● Instructions for the task: Find the lines holding the string "Sons" in the data, then copy all of them.

Dataset rows for apps and sites
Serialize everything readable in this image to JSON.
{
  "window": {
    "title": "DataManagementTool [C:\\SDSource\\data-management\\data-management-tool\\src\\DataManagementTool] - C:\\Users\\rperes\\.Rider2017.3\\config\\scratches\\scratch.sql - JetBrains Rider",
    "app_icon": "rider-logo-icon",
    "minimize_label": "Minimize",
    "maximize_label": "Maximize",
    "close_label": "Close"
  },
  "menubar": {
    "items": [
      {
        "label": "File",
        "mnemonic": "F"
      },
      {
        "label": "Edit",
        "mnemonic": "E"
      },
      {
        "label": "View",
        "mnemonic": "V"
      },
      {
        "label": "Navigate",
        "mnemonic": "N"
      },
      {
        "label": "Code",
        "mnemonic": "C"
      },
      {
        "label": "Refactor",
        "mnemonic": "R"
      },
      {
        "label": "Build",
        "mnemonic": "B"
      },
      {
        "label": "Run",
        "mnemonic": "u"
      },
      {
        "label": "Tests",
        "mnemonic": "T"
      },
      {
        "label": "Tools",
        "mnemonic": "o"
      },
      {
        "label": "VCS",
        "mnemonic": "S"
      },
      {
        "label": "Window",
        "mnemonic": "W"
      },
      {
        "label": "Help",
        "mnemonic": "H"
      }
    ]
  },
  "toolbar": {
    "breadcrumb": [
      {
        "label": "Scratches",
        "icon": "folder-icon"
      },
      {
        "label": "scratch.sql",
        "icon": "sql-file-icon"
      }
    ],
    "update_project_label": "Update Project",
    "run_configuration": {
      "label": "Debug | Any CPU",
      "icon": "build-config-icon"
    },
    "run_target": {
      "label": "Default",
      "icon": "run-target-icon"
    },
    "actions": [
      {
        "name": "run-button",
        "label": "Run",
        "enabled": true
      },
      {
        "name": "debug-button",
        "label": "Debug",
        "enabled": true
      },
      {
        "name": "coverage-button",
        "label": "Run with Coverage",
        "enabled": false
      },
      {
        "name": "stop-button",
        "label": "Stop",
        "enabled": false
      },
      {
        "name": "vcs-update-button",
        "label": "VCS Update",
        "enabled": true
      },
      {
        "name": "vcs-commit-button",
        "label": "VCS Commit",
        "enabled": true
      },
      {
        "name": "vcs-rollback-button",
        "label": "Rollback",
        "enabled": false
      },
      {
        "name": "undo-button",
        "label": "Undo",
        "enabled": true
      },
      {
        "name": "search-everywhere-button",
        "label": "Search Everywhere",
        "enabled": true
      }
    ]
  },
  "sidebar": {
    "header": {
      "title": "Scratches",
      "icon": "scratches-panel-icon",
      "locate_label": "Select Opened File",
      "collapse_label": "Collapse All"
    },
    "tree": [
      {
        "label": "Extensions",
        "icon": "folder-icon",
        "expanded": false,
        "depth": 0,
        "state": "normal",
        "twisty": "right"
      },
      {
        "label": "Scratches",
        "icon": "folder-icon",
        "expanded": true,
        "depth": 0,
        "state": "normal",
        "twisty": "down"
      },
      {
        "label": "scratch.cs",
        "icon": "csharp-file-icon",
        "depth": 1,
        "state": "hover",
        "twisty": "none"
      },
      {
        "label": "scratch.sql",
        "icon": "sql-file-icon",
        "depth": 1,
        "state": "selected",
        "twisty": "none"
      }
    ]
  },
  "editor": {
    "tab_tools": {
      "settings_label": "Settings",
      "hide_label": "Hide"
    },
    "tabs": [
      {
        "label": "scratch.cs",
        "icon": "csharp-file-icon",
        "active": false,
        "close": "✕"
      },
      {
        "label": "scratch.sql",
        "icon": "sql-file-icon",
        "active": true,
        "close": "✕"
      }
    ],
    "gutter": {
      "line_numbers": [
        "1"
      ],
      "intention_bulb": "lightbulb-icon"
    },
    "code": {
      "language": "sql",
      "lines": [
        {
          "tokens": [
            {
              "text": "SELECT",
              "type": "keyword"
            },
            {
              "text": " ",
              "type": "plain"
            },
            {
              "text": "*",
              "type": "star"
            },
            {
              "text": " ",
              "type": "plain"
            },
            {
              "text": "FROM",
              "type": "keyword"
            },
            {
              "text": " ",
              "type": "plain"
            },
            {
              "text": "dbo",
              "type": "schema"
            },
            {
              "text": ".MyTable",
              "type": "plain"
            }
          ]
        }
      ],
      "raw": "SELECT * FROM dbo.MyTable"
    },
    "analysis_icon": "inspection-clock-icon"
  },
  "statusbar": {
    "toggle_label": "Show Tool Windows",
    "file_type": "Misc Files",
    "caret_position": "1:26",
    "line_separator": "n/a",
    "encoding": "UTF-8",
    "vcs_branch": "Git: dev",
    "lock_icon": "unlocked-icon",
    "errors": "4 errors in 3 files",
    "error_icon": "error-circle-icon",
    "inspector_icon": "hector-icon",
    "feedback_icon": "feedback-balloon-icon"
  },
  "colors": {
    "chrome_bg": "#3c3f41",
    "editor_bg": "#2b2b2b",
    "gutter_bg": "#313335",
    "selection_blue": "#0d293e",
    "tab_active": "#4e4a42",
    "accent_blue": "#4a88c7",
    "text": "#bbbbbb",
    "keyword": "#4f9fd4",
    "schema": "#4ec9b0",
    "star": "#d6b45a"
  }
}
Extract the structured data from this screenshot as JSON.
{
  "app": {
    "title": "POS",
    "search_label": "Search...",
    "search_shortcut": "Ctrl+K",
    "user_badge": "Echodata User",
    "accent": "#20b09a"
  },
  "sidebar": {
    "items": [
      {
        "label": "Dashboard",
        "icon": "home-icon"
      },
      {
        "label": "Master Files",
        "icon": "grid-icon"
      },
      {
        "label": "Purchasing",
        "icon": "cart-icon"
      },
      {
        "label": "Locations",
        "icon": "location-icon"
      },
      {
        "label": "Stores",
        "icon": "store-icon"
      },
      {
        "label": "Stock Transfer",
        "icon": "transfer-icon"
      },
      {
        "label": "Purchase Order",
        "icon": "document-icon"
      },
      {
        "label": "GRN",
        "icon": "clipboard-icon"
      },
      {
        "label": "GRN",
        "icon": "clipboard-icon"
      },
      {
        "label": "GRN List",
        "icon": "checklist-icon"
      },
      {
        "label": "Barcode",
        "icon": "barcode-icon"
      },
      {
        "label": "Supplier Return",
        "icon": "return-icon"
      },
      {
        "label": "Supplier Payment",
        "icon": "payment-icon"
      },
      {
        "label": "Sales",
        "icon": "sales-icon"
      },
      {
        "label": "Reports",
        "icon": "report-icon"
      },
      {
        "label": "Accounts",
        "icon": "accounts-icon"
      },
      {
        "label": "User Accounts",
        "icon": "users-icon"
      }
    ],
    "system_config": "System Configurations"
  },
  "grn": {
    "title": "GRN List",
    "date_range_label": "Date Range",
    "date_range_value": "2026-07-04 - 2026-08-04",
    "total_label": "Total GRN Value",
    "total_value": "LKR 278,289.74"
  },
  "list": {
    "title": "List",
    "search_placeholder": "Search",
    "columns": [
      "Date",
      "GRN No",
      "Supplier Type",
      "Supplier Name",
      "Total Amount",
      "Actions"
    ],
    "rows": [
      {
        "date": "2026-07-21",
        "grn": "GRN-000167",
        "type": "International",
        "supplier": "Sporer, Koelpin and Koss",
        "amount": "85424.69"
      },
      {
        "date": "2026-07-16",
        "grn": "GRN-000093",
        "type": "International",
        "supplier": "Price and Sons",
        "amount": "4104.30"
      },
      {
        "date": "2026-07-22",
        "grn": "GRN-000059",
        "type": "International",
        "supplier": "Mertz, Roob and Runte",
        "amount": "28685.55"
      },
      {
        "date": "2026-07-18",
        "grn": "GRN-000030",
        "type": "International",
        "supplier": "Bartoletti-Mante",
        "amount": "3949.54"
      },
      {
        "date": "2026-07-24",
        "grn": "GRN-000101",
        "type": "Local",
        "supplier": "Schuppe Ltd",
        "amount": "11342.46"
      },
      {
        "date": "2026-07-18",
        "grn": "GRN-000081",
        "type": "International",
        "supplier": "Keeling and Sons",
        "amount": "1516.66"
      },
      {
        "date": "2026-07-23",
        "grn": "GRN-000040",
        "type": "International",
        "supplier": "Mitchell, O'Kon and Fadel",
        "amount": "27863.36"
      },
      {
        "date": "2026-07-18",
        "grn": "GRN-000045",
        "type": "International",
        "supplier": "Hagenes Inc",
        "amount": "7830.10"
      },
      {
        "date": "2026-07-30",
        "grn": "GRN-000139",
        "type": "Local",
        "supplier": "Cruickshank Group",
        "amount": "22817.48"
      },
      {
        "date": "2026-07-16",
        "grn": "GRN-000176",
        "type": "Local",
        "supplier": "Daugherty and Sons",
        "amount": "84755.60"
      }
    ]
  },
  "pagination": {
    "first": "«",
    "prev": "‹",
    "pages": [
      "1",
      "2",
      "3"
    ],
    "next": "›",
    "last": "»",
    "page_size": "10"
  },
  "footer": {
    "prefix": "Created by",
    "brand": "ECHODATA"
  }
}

● Exercise answer:
        "supplier": "Price and Sons",
        "supplier": "Keeling and Sons",
        "supplier": "Daugherty and Sons",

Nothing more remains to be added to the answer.